Today, more than 1,000 scheduled airlines operating more than 15,000 commercial aircraft carry nearly 2 billion passengers and more than 20 million tonnes of cargo annually, about 40% of the world’s manufacturing exports based upon value. If the industry were a nation, it would rank seventh in the world in aggregate economic output. By shrinking the planet, aviation has been responsible for bringing closer together disparate economies and cultures, stimulating economic growth and promoting social and cultural exchange, in an increasingly interdependent global environment. In catering to the needs of a global economy and increasingly mobile populations, players in the industry face numerous challenges.
But the challenges they are facing are unlike those facing any other industry. In particular, the current economic climate, financial chaos of some airlines, and increasingly competitive environment are heightening the need for a radical restructuring of the air transport industry.

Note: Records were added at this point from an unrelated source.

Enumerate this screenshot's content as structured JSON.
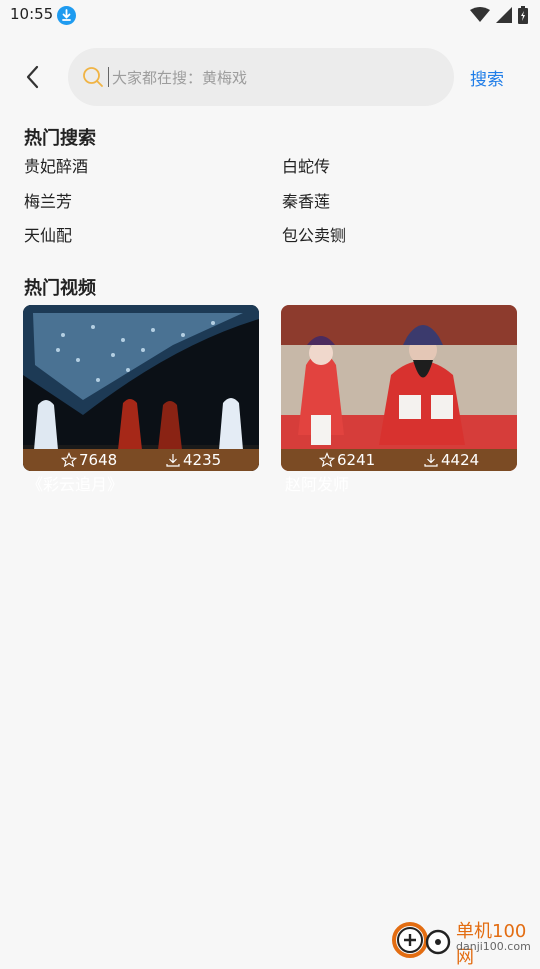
{
  "status_bar": {
    "time": "10:55"
  },
  "search": {
    "placeholder": "大家都在搜：黄梅戏",
    "button_label": "搜索"
  },
  "hot_search": {
    "title": "热门搜索",
    "items": [
      "贵妃醉酒",
      "白蛇传",
      "梅兰芳",
      "秦香莲",
      "天仙配",
      "包公卖铡"
    ]
  },
  "hot_videos": {
    "title": "热门视频",
    "videos": [
      {
        "title": "《彩云追月》",
        "likes": "7648",
        "downloads": "4235"
      },
      {
        "title": "赵阿发师",
        "likes": "6241",
        "downloads": "4424"
      }
    ]
  },
  "watermark": {
    "name": "单机100网",
    "url": "danji100.com"
  },
  "colors": {
    "accent": "#1f7de8",
    "stat_bar": "#7b4b24",
    "search_icon": "#f0b445"
  }
}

The general consensus is that industry consolidation will be inevitable. Traditional carriers will transform themselves from being national companies with international operators to becoming truly globally focused enterprises. Some experts believe, for example, that in Europe there may be only four to five major players in three to five years’ time.
These trends are fuelling the need for regulatory changes, most significantly, the ambition to develop a liberalizing agreement between the European Union and United States. The negotiations between the U.S. Department of Transportation and the European Commission, which started in December 2003, are paving the way for the creation of a single aviation market between the EU and the U.S.

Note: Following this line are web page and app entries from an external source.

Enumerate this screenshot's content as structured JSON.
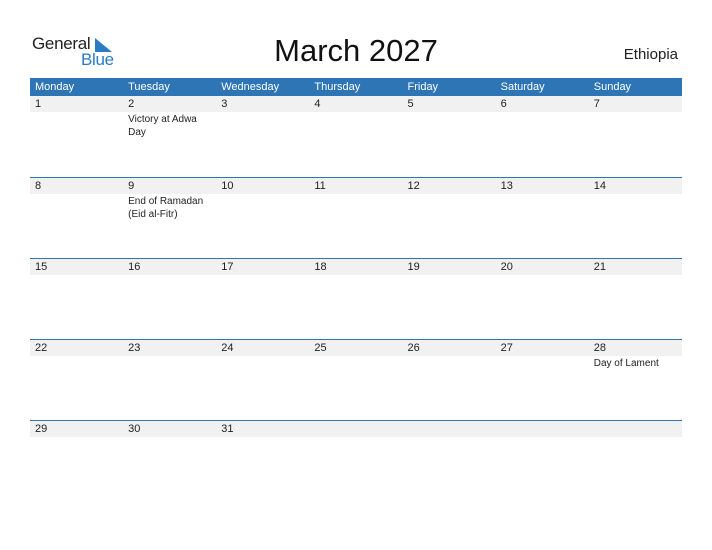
{
  "logo": {
    "part1": "General",
    "part2": "Blue",
    "icon": "triangle-flag-icon"
  },
  "title": "March 2027",
  "country": "Ethiopia",
  "colors": {
    "accent": "#2e75b6",
    "strip": "#f1f1f1"
  },
  "weekdays": [
    "Monday",
    "Tuesday",
    "Wednesday",
    "Thursday",
    "Friday",
    "Saturday",
    "Sunday"
  ],
  "weeks": [
    {
      "days": [
        {
          "num": "1",
          "event": ""
        },
        {
          "num": "2",
          "event": "Victory at Adwa Day"
        },
        {
          "num": "3",
          "event": ""
        },
        {
          "num": "4",
          "event": ""
        },
        {
          "num": "5",
          "event": ""
        },
        {
          "num": "6",
          "event": ""
        },
        {
          "num": "7",
          "event": ""
        }
      ]
    },
    {
      "days": [
        {
          "num": "8",
          "event": ""
        },
        {
          "num": "9",
          "event": "End of Ramadan (Eid al-Fitr)"
        },
        {
          "num": "10",
          "event": ""
        },
        {
          "num": "11",
          "event": ""
        },
        {
          "num": "12",
          "event": ""
        },
        {
          "num": "13",
          "event": ""
        },
        {
          "num": "14",
          "event": ""
        }
      ]
    },
    {
      "days": [
        {
          "num": "15",
          "event": ""
        },
        {
          "num": "16",
          "event": ""
        },
        {
          "num": "17",
          "event": ""
        },
        {
          "num": "18",
          "event": ""
        },
        {
          "num": "19",
          "event": ""
        },
        {
          "num": "20",
          "event": ""
        },
        {
          "num": "21",
          "event": ""
        }
      ]
    },
    {
      "days": [
        {
          "num": "22",
          "event": ""
        },
        {
          "num": "23",
          "event": ""
        },
        {
          "num": "24",
          "event": ""
        },
        {
          "num": "25",
          "event": ""
        },
        {
          "num": "26",
          "event": ""
        },
        {
          "num": "27",
          "event": ""
        },
        {
          "num": "28",
          "event": "Day of Lament"
        }
      ]
    },
    {
      "days": [
        {
          "num": "29",
          "event": ""
        },
        {
          "num": "30",
          "event": ""
        },
        {
          "num": "31",
          "event": ""
        },
        {
          "num": "",
          "event": ""
        },
        {
          "num": "",
          "event": ""
        },
        {
          "num": "",
          "event": ""
        },
        {
          "num": "",
          "event": ""
        }
      ]
    }
  ]
}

These complex challenges and changes to the industry require the very best of professional services providers. At Deloitte, we constantly challenge ourselves to improve services to our clients in the aviation and transportation industries.